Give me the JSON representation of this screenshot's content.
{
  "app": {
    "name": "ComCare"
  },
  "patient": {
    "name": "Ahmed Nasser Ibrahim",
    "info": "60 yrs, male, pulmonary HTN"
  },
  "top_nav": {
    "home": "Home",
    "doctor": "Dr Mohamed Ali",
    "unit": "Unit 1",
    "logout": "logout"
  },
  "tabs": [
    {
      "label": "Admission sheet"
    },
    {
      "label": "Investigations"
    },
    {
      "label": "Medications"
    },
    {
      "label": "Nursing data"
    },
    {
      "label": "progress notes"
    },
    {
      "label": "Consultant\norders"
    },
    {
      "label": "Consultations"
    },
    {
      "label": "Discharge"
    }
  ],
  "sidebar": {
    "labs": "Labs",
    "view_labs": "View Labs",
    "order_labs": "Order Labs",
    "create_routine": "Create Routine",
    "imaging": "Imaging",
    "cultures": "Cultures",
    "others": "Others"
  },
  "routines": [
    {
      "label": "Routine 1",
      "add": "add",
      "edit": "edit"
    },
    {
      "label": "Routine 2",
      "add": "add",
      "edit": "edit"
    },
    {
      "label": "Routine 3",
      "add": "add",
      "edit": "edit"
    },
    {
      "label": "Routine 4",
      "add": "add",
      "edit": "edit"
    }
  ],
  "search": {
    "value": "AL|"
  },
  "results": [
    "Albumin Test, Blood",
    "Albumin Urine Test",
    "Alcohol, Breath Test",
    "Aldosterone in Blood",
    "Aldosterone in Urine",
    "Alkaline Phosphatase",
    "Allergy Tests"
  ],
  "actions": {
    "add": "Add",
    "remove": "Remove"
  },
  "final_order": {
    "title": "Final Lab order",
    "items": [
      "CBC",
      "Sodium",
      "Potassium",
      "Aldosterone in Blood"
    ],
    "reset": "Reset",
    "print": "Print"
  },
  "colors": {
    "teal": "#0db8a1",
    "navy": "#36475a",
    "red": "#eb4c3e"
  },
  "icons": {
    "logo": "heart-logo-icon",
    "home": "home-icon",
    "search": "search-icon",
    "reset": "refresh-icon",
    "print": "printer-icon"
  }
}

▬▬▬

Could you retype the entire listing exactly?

» Answer to the exercise
Give me the JSON representation of this screenshot's content.
{
  "app": {
    "name": "ComCare"
  },
  "patient": {
    "name": "Ahmed Nasser Ibrahim",
    "info": "60 yrs, male, pulmonary HTN"
  },
  "top_nav": {
    "home": "Home",
    "doctor": "Dr Mohamed Ali",
    "unit": "Unit 1",
    "logout": "logout"
  },
  "tabs": [
    {
      "label": "Admission sheet"
    },
    {
      "label": "Investigations"
    },
    {
      "label": "Medications"
    },
    {
      "label": "Nursing data"
    },
    {
      "label": "progress notes"
    },
    {
      "label": "Consultant\norders"
    },
    {
      "label": "Consultations"
    },
    {
      "label": "Discharge"
    }
  ],
  "sidebar": {
    "labs": "Labs",
    "view_labs": "View Labs",
    "order_labs": "Order Labs",
    "create_routine": "Create Routine",
    "imaging": "Imaging",
    "cultures": "Cultures",
    "others": "Others"
  },
  "routines": [
    {
      "label": "Routine 1",
      "add": "add",
      "edit": "edit"
    },
    {
      "label": "Routine 2",
      "add": "add",
      "edit": "edit"
    },
    {
      "label": "Routine 3",
      "add": "add",
      "edit": "edit"
    },
    {
      "label": "Routine 4",
      "add": "add",
      "edit": "edit"
    }
  ],
  "search": {
    "value": "AL|"
  },
  "results": [
    "Albumin Test, Blood",
    "Albumin Urine Test",
    "Alcohol, Breath Test",
    "Aldosterone in Blood",
    "Aldosterone in Urine",
    "Alkaline Phosphatase",
    "Allergy Tests"
  ],
  "actions": {
    "add": "Add",
    "remove": "Remove"
  },
  "final_order": {
    "title": "Final Lab order",
    "items": [
      "CBC",
      "Sodium",
      "Potassium",
      "Aldosterone in Blood"
    ],
    "reset": "Reset",
    "print": "Print"
  },
  "colors": {
    "teal": "#0db8a1",
    "navy": "#36475a",
    "red": "#eb4c3e"
  },
  "icons": {
    "logo": "heart-logo-icon",
    "home": "home-icon",
    "search": "search-icon",
    "reset": "refresh-icon",
    "print": "printer-icon"
  }
}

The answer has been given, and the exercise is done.